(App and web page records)
● ● ●

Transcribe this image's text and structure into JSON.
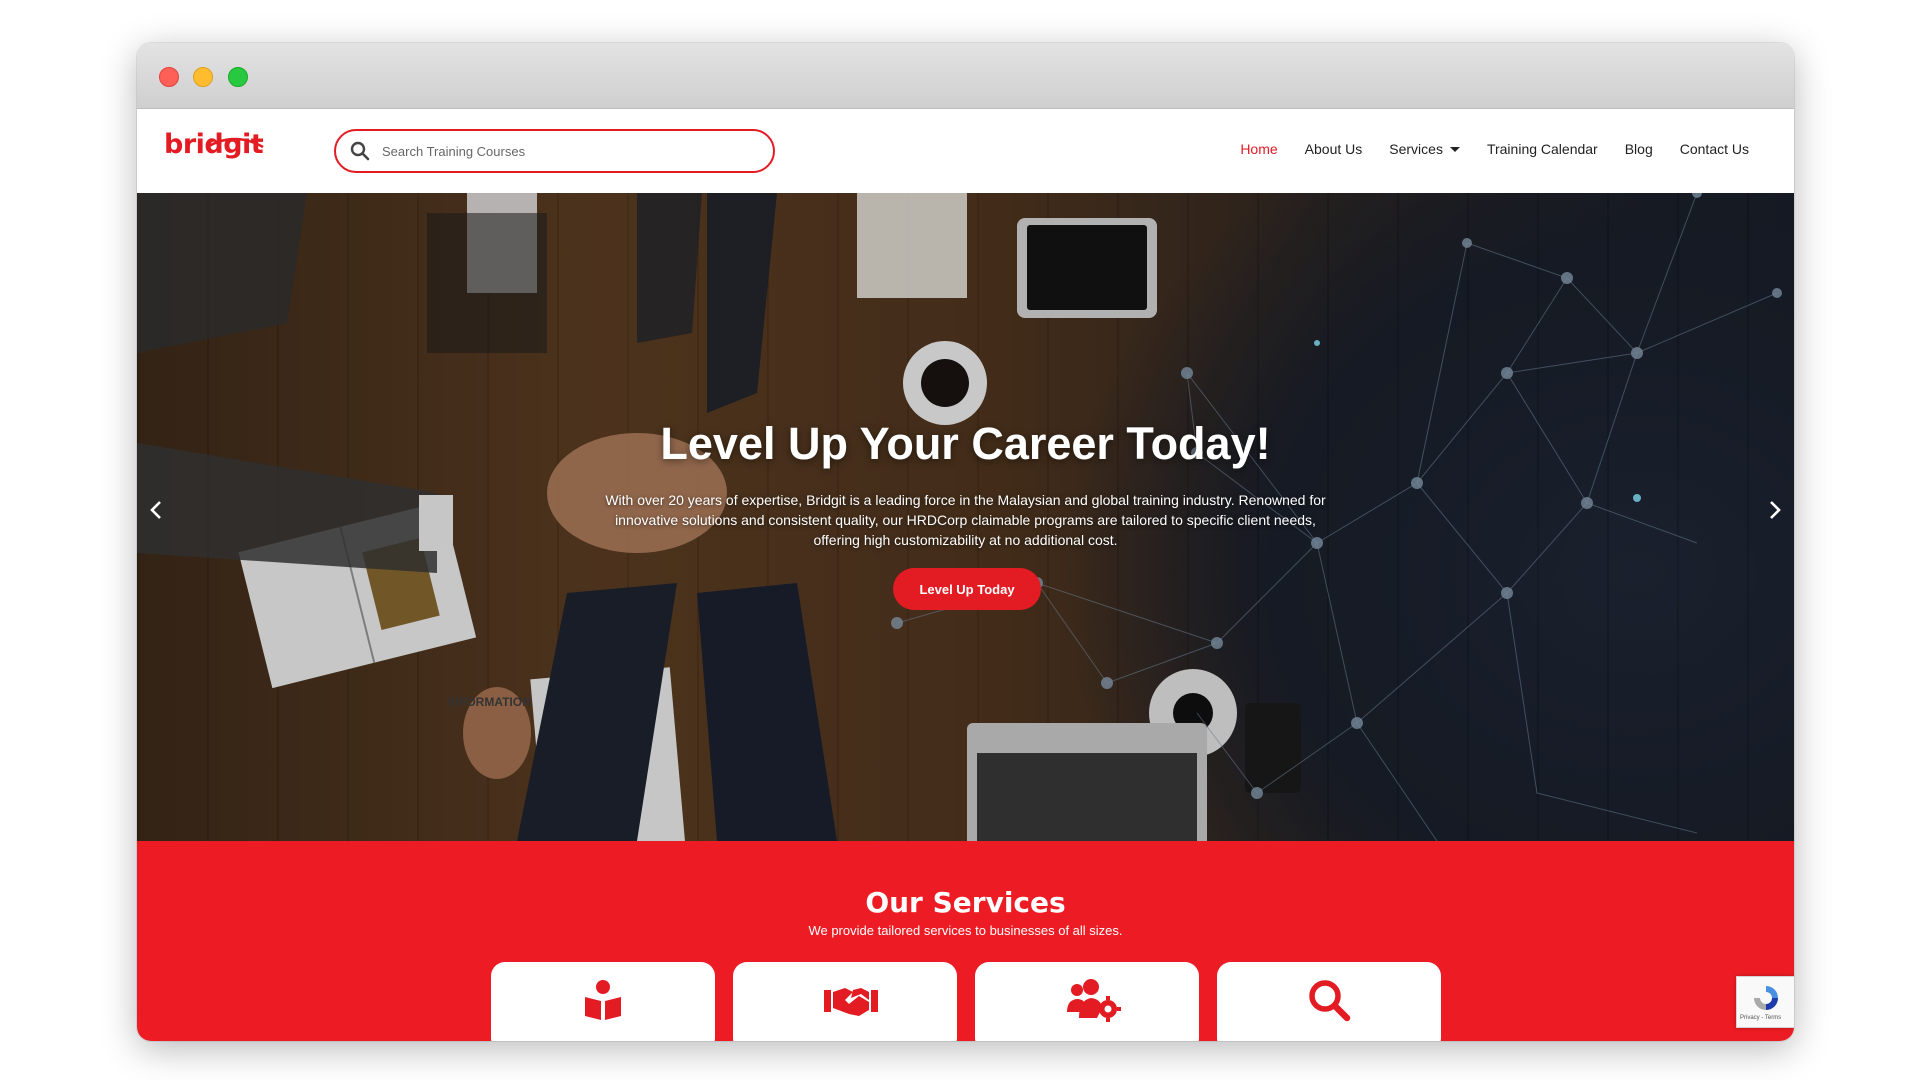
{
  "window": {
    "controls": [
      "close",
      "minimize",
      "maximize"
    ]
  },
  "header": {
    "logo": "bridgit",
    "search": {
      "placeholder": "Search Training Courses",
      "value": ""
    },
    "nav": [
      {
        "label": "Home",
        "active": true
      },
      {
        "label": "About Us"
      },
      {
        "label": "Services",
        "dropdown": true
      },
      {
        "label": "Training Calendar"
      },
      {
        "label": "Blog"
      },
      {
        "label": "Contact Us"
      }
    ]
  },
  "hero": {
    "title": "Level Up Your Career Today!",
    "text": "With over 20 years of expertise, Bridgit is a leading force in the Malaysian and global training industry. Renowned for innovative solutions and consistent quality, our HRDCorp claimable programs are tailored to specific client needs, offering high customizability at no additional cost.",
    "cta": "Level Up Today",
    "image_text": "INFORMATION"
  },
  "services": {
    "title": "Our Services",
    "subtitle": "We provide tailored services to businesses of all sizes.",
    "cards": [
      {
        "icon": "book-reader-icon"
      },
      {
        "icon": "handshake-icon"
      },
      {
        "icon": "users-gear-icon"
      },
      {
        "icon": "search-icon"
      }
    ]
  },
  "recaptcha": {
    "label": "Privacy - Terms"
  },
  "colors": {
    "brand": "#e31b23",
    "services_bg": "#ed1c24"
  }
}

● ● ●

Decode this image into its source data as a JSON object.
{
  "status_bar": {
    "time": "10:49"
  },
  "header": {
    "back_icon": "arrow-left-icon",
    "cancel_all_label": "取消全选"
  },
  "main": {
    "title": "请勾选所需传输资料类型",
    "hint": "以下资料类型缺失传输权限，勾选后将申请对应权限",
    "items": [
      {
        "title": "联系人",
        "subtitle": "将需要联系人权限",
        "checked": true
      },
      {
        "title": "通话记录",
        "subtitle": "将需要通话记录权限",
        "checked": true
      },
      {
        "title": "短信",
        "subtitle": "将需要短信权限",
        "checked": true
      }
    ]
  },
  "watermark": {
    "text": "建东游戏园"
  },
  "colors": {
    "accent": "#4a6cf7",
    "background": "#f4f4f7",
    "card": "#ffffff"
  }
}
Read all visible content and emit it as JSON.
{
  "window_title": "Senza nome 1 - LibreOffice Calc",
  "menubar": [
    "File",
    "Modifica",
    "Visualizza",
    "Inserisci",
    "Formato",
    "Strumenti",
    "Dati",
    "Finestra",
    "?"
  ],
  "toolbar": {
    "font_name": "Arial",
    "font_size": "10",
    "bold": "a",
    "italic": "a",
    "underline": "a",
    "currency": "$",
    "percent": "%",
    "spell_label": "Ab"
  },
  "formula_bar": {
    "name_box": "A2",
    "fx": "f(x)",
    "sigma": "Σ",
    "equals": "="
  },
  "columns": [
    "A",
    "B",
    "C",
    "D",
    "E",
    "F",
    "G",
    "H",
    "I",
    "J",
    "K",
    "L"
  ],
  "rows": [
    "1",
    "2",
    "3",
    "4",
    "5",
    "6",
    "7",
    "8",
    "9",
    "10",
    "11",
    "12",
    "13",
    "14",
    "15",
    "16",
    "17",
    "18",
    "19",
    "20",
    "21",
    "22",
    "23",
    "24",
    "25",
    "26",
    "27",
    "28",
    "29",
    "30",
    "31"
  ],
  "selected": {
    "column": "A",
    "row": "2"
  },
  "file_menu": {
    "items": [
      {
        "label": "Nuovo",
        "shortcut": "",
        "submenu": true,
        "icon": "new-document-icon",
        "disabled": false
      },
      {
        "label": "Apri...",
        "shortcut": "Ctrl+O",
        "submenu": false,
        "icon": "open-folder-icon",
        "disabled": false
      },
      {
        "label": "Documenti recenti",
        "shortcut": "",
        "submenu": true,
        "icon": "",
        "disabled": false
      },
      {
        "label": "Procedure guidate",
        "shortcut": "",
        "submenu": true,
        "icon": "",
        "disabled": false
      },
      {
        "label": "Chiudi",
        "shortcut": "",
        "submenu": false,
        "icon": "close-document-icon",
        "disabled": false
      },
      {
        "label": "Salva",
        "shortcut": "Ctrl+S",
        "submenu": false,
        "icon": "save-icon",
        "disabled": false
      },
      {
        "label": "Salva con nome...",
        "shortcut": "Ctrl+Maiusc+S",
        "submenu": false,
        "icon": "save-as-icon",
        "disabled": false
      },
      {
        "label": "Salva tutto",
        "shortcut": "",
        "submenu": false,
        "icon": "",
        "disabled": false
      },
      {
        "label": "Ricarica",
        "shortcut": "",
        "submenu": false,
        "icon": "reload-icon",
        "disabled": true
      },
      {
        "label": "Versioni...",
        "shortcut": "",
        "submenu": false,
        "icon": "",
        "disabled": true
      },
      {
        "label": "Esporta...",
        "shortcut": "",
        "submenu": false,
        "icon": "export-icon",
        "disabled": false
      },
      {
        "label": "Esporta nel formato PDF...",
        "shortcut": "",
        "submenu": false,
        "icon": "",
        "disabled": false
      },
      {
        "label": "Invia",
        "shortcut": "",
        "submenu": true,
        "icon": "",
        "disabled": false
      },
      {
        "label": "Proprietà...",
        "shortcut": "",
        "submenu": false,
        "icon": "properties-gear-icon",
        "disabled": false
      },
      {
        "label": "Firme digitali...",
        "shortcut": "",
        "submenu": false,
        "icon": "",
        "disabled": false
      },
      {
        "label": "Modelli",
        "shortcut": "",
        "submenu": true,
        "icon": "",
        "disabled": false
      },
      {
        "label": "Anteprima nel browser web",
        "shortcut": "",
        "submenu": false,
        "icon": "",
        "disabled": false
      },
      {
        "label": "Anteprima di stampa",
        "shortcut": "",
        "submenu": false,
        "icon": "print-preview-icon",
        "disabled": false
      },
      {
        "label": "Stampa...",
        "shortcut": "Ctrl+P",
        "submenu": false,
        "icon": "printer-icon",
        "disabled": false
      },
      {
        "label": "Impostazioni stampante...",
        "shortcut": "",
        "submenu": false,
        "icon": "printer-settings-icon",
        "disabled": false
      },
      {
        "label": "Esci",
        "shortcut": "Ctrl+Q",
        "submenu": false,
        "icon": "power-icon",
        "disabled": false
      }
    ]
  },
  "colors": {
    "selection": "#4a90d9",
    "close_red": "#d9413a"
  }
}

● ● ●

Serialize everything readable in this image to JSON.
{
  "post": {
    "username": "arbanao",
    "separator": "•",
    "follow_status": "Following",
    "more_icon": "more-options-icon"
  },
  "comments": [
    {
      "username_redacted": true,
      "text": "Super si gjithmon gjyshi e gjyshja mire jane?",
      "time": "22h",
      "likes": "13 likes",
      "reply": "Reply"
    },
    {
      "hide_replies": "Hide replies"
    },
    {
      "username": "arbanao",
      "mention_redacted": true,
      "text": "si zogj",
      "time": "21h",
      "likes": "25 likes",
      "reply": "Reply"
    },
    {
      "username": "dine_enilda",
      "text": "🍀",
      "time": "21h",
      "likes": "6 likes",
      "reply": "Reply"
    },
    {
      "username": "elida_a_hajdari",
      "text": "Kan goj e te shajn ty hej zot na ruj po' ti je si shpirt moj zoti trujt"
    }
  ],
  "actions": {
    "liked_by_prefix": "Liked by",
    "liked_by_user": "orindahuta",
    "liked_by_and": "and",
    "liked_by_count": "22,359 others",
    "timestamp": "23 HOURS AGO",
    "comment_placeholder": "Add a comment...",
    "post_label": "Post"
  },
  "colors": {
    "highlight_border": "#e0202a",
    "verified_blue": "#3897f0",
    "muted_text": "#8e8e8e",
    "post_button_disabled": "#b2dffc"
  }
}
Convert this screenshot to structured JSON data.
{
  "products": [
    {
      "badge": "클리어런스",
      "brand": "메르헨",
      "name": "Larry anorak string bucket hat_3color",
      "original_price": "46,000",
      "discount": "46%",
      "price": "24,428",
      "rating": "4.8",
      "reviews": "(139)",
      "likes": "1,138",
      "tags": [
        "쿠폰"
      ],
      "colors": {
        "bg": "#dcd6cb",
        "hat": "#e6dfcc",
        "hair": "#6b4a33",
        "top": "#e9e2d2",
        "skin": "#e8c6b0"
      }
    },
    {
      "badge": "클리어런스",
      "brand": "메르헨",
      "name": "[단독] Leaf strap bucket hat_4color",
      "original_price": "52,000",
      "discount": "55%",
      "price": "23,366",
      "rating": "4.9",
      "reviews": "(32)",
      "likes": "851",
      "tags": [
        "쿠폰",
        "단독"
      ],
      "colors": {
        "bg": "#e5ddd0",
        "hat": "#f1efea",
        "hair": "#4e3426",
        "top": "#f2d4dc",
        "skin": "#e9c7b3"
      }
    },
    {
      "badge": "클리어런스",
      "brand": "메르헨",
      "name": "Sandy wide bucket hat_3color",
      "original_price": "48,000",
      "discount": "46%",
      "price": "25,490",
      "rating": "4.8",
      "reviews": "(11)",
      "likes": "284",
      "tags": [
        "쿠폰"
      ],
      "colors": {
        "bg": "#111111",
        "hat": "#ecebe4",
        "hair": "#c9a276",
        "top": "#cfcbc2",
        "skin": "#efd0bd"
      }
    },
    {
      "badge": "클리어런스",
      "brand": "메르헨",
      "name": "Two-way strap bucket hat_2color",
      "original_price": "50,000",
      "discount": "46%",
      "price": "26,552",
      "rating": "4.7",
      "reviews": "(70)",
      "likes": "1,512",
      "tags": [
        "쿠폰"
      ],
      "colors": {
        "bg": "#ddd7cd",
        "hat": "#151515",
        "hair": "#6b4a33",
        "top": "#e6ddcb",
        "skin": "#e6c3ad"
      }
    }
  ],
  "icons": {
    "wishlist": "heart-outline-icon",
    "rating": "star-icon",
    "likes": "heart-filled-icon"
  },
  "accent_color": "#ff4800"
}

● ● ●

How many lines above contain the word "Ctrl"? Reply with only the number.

— Written reply —
5